Though not a speculative fiction author exactly, Ogawa does toy with impossibilities and fantastic metaphors. This can be best seen in “Sewing the Heart,” in which the narrator meets a women with a bizarre defect: her heart is outside of her chest. Just before seeing it for himself, the narrator realizes that he has “never seen a human heart before, and the thought filled me with fear and disgust” (p. 65). The moment of true and very literalized insight into another, though, does not actually leave him disgusted. Rather, he finds it impossibly alluring. He wants to caress her heart. By the end of the story, he wants to possess it. The story, before long, becomes one of the collection’s most troubling. We are too far from one another to ever truly see them, it seems to say, save in the most extraordinary circumstances. But, if we actually could, that might not help matters. It might be only our distance that prevents us from doing even more harm to one another.

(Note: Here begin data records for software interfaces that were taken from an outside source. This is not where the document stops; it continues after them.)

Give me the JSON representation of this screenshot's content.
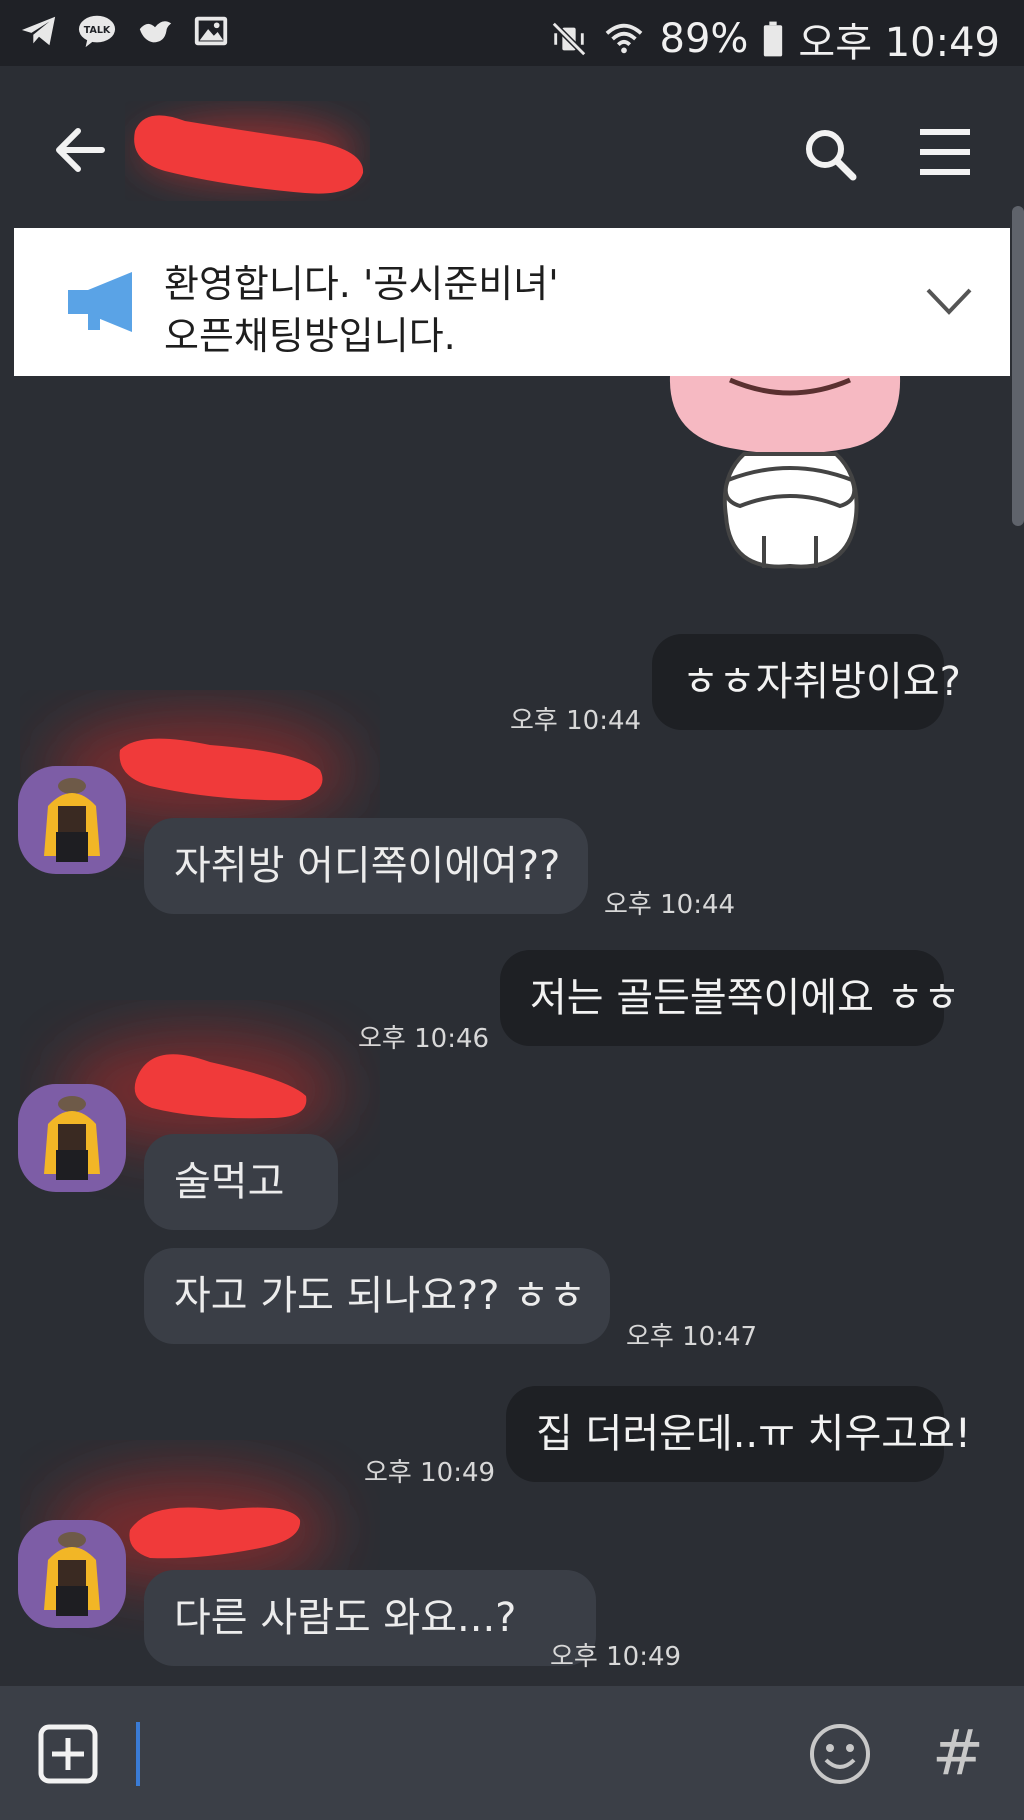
{
  "status_bar": {
    "battery": "89%",
    "time": "오후 10:49",
    "app_icons": [
      "telegram-icon",
      "kakaotalk-icon",
      "bird-icon",
      "gallery-icon"
    ],
    "talk_label": "TALK"
  },
  "header": {
    "back_icon": "back-arrow-icon",
    "search_icon": "search-icon",
    "menu_icon": "hamburger-menu-icon"
  },
  "notice": {
    "icon": "megaphone-icon",
    "text": "환영합니다. '공시준비녀'\n오픈채팅방입니다.",
    "expand_icon": "chevron-down-icon"
  },
  "messages": [
    {
      "side": "mine",
      "text": "ㅎㅎ자취방이요?",
      "time": "오후 10:44"
    },
    {
      "side": "theirs",
      "text": "자취방 어디쪽이에여??",
      "time": "오후 10:44"
    },
    {
      "side": "mine",
      "text": "저는 골든볼쪽이에요 ㅎㅎ",
      "time": "오후 10:46"
    },
    {
      "side": "theirs",
      "text": "술먹고",
      "time": ""
    },
    {
      "side": "theirs",
      "text": "자고 가도 되나요?? ㅎㅎ",
      "time": "오후 10:47"
    },
    {
      "side": "mine",
      "text": "집 더러운데..ㅠ 치우고요!",
      "time": "오후 10:49"
    },
    {
      "side": "theirs",
      "text": "다른 사람도 와요...?",
      "time": "오후 10:49"
    }
  ],
  "input_bar": {
    "add_icon": "plus-square-icon",
    "emoji_icon": "emoji-icon",
    "hash_label": "#"
  },
  "colors": {
    "background": "#2b2e34",
    "my_bubble": "#1e2024",
    "their_bubble": "#3a3e46",
    "redaction": "#f03a3a"
  }
}
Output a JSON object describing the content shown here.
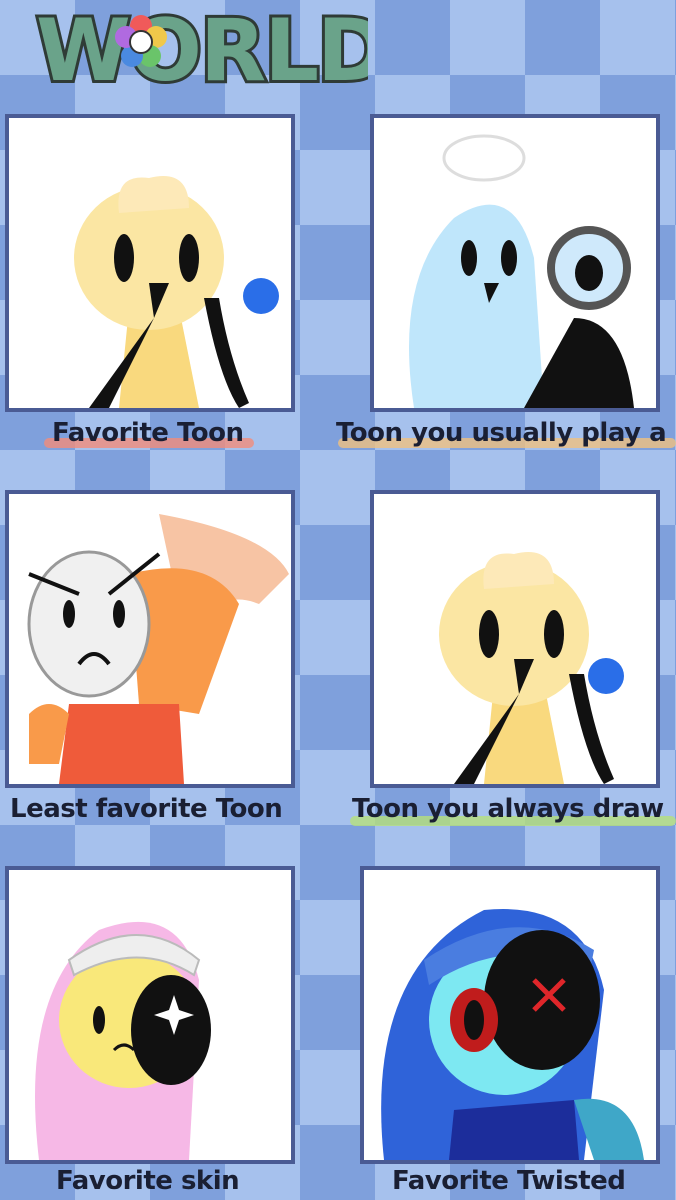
{
  "header": {
    "logo_text": "WORLD"
  },
  "panels": [
    {
      "caption": "Favorite Toon"
    },
    {
      "caption": "Toon you usually play a"
    },
    {
      "caption": "Least favorite Toon"
    },
    {
      "caption": "Toon you always draw"
    },
    {
      "caption": "Favorite skin"
    },
    {
      "caption": "Favorite Twisted"
    }
  ],
  "colors": {
    "panel_border": "#4a5b94",
    "bg_light": "#a9c3ee",
    "bg_dark": "#7e9fdc",
    "logo_fill": "#6aa38a"
  }
}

No matter how far from each other we may ultimately be, though, writers as skilled as Yoko Ogawa can give us a glimpse behind the curtain of other minds. In the way that it builds and progresses, Revenge is a soft collection filled with pathos. It is also a cutting knife.